I tried,

sudo chown -R mysql:mysql  /home/ubuntu/data/mysql

but still got the same above error. Then I tried to change the /etc/apparmor.d/usr.sbin.mysqld file. It worked well for me.

We should whitelist our new folder in usr.sbin.mysqld.

 # /var/lib/mysql/ r,
 #/var/lib/mysql/** rwk,

Instead of the above lines add,

 /home/ubuntu/data/mysql/ r,
 /home/ubuntu/data/mysql/** rwk,

Then restart MySQL server.

1

If you're running SELinux the following may help as well...

 $ -> ls -lZa
 $ -> chcon -R -v -u system_u -t mysqld_db_t /var/lib/mysql
 $ -> ls -lZa
  • For me, doing restorecon -R /var/lib/mysql helped to correctly restore SELinux settings for the directory. – Sebi Feb 19 at 13:18
0

I had this issue after I upgraded from 5.5 to 5.6.

Strangely, it looked like the mysql user had been removed and re-created, which had caused all the mysql files to essentially 'lose' their permissions ...

I found this out by going to the mysql dir (Which in my case was not the default dir, as I have moved it) and saw that the owner was just a uuid and guid number ... So, I just ran chown mysql:mysql on all the dirs and files, and voila

-1

This simple chown worked for me also, no more crashing process:

sudo chown -R mysql:mysql  /var/lib/mysql

Thankfully, playing with apparmor gets complicated and hard to edit.

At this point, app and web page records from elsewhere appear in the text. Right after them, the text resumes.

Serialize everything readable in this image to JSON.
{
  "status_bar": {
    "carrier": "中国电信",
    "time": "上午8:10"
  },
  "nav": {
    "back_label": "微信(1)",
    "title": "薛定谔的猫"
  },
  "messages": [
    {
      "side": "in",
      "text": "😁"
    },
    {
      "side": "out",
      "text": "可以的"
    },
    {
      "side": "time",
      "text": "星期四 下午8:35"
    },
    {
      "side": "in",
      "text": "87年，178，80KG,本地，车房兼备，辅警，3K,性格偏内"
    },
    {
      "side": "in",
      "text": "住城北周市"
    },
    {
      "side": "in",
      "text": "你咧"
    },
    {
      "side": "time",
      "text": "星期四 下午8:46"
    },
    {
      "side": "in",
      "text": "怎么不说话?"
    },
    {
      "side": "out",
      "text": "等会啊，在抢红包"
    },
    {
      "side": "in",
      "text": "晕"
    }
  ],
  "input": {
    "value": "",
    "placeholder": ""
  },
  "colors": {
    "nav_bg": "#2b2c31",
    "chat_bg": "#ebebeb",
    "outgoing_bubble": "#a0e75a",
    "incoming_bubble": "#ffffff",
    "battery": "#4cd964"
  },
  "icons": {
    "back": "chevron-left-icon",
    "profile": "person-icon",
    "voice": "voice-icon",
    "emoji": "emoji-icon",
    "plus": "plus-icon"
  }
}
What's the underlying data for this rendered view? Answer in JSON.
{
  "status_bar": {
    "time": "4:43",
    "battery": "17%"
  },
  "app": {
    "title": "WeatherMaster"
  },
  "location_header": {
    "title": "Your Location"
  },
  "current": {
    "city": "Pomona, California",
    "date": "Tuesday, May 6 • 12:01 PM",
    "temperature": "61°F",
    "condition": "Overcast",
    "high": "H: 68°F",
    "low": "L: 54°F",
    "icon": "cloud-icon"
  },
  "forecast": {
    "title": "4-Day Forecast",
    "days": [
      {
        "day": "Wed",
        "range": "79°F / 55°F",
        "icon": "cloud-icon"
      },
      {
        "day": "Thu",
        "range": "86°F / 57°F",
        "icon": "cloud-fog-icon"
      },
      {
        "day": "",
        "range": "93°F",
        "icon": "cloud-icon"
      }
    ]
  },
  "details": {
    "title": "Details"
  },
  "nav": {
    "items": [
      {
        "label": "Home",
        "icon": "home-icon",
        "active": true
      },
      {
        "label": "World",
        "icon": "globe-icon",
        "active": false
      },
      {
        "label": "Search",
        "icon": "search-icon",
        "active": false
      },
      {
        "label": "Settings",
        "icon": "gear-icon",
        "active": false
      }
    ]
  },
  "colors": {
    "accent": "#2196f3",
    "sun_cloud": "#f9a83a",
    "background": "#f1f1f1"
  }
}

Your Answer

By clicking “Post Your Answer”, you agree to our terms of service, privacy policy and cookie policy